According to Suresh Rajgopal, national head, retail and banking sales, ING Investment Management (India) Pvt. Ltd, fund managers try hard to explain to Gujarati investors that they should consider investing in less risky financial instruments. He says that despite this, their success ratio is much less in Gujarat than in other states. The only thing Gujarati investors want to know about mutual funds, he adds, is how much they return when compared with direct investments in equity.
And PruICICI’s Shah says Gujarati investors are more risk-friendly and take the trouble to understand the market. “If you are investing a good amount and taking all the trouble of monitoring it, you’re bound to outperform the mutual fund manager.”
The soaring Sensex, the Bombay Stock Exchange’s benchmark index, has whetted Gujarati investors’ appetite for more profits on the bourses. According to Akhilesh Singh, head of wealth management, Emkay Share and Stock Brokers Ltd, this has further added to their resolve to invest directly in equities.
“The Gujarati investor believes in excitement and a volatile market always attracts him,” he says.
That interest extends to initial public offerings, too. Since January, 85 initial public offerings (IPOs) have hit the market and raised Rs39,953 crore. Almost 60% of the applications received for IPOs come from Gujarat and Maharashtra, with the former cornering a lion’s share, says Singh. He puts the number at 40%.
Gujarat, especially cities such as Rajkot, are also the hub for grey market trading in IPOs. A.P. Kurian, chairman of Association of Mutual Fund Industry, an industry body, says despite all this, Gujarat remains a key market for mutual funds.
“The Gujaratis are relatively more knowledgeable and smarter investors. They always want to be doubly sure about their money. But the mutual fund industry, too, is slowly gaining ground and assets under management from Gujarat are on the rise,” he adds.

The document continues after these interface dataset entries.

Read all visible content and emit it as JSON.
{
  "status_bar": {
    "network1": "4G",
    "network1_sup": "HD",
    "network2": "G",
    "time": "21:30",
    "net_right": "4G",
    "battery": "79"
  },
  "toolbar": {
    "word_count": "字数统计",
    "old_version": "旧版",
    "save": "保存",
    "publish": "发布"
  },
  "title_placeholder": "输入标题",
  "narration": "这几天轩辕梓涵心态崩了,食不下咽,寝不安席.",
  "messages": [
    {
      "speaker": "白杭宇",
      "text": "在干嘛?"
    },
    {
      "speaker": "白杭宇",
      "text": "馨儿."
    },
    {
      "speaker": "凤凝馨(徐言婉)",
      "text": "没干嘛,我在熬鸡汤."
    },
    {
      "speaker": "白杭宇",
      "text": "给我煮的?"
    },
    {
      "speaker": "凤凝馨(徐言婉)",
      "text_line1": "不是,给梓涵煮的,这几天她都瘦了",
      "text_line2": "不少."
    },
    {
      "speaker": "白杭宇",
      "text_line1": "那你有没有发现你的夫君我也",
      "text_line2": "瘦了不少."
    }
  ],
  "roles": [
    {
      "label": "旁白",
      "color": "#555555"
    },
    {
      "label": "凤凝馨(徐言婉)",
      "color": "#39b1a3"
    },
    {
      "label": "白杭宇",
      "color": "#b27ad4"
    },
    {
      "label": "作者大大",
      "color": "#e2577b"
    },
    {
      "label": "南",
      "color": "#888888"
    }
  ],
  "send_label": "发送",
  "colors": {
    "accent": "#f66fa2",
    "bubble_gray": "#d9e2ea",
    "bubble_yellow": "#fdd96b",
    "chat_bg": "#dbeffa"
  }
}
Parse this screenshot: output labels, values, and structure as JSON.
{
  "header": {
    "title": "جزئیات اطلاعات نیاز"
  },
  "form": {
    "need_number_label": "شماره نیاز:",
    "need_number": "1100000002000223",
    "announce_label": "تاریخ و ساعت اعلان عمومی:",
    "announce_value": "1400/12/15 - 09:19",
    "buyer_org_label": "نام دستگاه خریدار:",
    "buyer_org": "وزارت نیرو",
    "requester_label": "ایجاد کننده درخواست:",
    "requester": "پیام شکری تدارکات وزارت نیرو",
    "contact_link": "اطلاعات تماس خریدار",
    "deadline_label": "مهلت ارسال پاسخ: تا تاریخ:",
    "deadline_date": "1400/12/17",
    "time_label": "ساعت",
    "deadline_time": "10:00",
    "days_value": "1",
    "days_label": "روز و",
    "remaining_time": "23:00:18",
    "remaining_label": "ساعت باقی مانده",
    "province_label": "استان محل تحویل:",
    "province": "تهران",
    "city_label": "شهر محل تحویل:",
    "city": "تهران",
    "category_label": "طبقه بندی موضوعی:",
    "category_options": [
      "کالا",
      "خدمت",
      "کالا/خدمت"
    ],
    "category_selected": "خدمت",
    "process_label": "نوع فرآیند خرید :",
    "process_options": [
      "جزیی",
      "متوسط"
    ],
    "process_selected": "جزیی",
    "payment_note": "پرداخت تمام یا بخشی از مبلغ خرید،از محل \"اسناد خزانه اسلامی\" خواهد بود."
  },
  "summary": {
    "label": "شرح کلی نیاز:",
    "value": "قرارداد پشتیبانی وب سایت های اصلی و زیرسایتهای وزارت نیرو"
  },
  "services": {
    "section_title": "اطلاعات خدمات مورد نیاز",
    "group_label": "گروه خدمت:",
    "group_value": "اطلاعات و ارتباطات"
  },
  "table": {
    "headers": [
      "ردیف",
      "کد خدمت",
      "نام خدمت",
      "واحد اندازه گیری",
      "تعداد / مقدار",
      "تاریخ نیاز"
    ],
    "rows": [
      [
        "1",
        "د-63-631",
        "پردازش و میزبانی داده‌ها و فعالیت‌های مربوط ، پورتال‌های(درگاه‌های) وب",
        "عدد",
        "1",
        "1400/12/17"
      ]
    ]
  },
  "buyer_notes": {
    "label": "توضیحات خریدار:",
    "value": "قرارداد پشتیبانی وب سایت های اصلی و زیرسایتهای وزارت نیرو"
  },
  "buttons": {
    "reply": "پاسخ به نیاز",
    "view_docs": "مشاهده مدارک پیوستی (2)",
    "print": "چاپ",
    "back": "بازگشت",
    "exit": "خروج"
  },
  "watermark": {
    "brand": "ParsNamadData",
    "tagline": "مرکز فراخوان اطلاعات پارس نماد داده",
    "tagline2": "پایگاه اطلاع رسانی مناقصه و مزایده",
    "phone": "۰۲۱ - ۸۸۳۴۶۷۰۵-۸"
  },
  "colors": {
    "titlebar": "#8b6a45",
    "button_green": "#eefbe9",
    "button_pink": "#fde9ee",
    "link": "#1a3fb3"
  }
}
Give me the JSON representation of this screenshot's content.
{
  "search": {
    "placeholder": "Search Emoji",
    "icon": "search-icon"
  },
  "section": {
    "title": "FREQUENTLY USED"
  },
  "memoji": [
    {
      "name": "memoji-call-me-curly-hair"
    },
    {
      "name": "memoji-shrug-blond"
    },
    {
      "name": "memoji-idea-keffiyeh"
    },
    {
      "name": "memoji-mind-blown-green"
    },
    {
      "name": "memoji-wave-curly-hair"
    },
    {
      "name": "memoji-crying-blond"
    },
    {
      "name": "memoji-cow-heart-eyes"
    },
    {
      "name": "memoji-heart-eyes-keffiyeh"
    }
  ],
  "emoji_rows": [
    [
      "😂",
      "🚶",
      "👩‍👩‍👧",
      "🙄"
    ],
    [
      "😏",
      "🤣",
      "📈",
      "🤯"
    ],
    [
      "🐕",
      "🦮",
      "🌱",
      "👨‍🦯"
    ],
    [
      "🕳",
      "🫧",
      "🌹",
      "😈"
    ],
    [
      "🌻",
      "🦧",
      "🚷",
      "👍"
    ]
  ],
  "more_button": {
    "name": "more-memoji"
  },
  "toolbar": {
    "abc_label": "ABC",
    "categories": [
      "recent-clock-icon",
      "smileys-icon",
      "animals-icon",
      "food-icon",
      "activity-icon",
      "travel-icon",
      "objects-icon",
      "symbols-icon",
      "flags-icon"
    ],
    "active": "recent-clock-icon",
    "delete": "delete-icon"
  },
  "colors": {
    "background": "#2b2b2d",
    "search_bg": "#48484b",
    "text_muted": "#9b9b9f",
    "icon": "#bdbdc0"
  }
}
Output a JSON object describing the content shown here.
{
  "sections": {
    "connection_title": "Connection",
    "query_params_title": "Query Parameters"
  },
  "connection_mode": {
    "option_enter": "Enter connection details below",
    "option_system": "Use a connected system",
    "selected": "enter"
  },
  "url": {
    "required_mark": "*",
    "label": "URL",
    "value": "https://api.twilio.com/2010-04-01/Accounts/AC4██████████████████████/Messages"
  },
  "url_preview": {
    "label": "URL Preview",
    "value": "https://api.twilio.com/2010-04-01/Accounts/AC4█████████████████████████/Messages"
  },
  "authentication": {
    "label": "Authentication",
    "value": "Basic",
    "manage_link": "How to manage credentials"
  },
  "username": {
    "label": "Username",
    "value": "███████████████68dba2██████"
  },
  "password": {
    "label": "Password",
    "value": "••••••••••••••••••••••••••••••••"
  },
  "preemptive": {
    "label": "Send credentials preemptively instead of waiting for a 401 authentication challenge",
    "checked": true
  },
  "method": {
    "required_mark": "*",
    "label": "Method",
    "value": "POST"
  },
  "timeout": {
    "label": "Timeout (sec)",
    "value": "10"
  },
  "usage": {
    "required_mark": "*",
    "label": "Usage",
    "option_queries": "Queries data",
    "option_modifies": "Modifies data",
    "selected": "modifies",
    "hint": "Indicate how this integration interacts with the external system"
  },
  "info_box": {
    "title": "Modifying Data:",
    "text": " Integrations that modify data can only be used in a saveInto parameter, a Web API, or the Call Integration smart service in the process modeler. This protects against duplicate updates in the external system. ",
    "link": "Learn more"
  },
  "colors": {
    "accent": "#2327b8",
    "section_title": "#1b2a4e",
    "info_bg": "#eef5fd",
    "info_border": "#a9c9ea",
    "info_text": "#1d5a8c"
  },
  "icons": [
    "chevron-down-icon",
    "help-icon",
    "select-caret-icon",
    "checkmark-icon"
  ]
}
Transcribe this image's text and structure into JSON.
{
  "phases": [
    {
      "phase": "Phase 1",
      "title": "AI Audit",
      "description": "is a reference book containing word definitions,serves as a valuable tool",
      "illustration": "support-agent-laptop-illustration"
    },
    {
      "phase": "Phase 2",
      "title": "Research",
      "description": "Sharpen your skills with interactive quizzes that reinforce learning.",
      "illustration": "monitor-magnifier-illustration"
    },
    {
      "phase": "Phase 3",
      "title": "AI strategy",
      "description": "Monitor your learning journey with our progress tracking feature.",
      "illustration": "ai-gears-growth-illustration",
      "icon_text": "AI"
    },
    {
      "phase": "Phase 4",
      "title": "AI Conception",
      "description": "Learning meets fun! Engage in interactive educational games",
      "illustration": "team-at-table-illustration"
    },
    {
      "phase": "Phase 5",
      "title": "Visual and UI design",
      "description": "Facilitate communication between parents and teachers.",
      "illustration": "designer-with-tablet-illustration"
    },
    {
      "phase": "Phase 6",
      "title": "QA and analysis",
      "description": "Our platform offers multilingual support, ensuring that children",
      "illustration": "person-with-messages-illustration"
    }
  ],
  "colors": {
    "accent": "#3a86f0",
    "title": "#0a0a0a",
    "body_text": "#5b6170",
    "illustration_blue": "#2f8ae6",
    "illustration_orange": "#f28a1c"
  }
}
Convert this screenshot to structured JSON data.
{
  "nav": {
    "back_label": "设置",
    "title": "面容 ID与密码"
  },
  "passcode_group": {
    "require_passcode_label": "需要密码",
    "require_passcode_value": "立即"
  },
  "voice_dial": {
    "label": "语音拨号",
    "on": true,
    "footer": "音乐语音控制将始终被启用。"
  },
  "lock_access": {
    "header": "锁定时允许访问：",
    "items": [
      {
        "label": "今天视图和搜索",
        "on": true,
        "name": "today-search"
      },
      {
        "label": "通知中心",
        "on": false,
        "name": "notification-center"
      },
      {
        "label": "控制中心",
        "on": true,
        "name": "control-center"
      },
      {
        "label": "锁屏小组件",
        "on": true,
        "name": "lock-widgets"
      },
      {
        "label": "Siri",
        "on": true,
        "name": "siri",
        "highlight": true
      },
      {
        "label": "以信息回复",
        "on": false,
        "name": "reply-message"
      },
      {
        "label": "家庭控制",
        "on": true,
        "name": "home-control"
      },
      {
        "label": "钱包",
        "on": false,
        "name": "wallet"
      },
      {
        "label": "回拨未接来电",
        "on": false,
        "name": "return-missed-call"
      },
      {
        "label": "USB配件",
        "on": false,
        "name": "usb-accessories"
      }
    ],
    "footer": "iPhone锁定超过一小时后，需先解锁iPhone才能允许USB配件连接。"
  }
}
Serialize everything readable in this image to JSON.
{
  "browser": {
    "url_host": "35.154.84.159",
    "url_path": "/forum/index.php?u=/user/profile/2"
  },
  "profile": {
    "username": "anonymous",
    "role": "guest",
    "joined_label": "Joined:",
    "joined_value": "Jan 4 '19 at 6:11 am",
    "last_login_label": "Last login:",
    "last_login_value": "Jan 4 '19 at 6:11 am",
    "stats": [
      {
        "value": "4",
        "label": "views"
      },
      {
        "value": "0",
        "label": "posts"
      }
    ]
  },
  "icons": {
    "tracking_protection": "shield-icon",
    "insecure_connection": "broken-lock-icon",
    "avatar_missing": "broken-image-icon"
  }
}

PruICICI’s Shah agrees. According to him, investors in the state “are beginning to realize that if you are playing with Rs10 crore or Rs20 crore in the market, it is best to take help of a professional.”
Rakesh Lahoti, a chartered accountant in Ahmedabad, is also beginning to see a change. Some of his wealthy clients, he says, could keep aside some of their money for investing in mutual funds.